_Task brief:_ Please return all the records exactly, with nothing left out.

_Stored data:_
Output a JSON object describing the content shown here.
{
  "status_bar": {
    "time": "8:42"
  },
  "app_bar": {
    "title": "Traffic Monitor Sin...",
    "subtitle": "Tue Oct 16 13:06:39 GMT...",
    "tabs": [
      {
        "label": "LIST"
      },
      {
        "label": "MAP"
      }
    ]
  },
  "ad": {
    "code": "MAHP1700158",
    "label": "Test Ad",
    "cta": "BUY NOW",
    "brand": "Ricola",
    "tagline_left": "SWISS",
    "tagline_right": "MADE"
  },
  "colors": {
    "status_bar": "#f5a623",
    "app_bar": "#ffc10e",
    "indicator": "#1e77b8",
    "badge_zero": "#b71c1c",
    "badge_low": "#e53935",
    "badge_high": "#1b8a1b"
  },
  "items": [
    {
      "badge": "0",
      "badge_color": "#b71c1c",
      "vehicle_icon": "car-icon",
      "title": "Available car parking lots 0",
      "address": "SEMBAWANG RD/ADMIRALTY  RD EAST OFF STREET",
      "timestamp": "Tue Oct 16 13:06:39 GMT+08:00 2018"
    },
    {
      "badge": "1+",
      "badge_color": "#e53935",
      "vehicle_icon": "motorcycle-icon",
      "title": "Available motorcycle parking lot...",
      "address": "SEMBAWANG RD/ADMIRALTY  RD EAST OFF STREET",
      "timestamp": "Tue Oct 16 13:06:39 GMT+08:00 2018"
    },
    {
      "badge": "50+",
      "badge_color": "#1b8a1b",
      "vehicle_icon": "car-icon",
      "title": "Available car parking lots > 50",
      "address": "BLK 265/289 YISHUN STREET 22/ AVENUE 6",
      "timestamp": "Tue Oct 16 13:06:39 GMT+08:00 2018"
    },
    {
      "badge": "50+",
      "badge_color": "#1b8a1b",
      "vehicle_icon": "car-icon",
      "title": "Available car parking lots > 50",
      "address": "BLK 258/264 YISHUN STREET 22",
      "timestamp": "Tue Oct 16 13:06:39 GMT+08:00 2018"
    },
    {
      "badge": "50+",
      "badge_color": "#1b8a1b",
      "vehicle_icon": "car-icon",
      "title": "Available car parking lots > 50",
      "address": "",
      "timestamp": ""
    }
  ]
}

_Output for this exercise:_
Output a JSON object describing the content shown here.
{
  "status_bar": {
    "time": "8:42"
  },
  "app_bar": {
    "title": "Traffic Monitor Sin...",
    "subtitle": "Tue Oct 16 13:06:39 GMT...",
    "tabs": [
      {
        "label": "LIST"
      },
      {
        "label": "MAP"
      }
    ]
  },
  "ad": {
    "code": "MAHP1700158",
    "label": "Test Ad",
    "cta": "BUY NOW",
    "brand": "Ricola",
    "tagline_left": "SWISS",
    "tagline_right": "MADE"
  },
  "colors": {
    "status_bar": "#f5a623",
    "app_bar": "#ffc10e",
    "indicator": "#1e77b8",
    "badge_zero": "#b71c1c",
    "badge_low": "#e53935",
    "badge_high": "#1b8a1b"
  },
  "items": [
    {
      "badge": "0",
      "badge_color": "#b71c1c",
      "vehicle_icon": "car-icon",
      "title": "Available car parking lots 0",
      "address": "SEMBAWANG RD/ADMIRALTY  RD EAST OFF STREET",
      "timestamp": "Tue Oct 16 13:06:39 GMT+08:00 2018"
    },
    {
      "badge": "1+",
      "badge_color": "#e53935",
      "vehicle_icon": "motorcycle-icon",
      "title": "Available motorcycle parking lot...",
      "address": "SEMBAWANG RD/ADMIRALTY  RD EAST OFF STREET",
      "timestamp": "Tue Oct 16 13:06:39 GMT+08:00 2018"
    },
    {
      "badge": "50+",
      "badge_color": "#1b8a1b",
      "vehicle_icon": "car-icon",
      "title": "Available car parking lots > 50",
      "address": "BLK 265/289 YISHUN STREET 22/ AVENUE 6",
      "timestamp": "Tue Oct 16 13:06:39 GMT+08:00 2018"
    },
    {
      "badge": "50+",
      "badge_color": "#1b8a1b",
      "vehicle_icon": "car-icon",
      "title": "Available car parking lots > 50",
      "address": "BLK 258/264 YISHUN STREET 22",
      "timestamp": "Tue Oct 16 13:06:39 GMT+08:00 2018"
    },
    {
      "badge": "50+",
      "badge_color": "#1b8a1b",
      "vehicle_icon": "car-icon",
      "title": "Available car parking lots > 50",
      "address": "",
      "timestamp": ""
    }
  ]
}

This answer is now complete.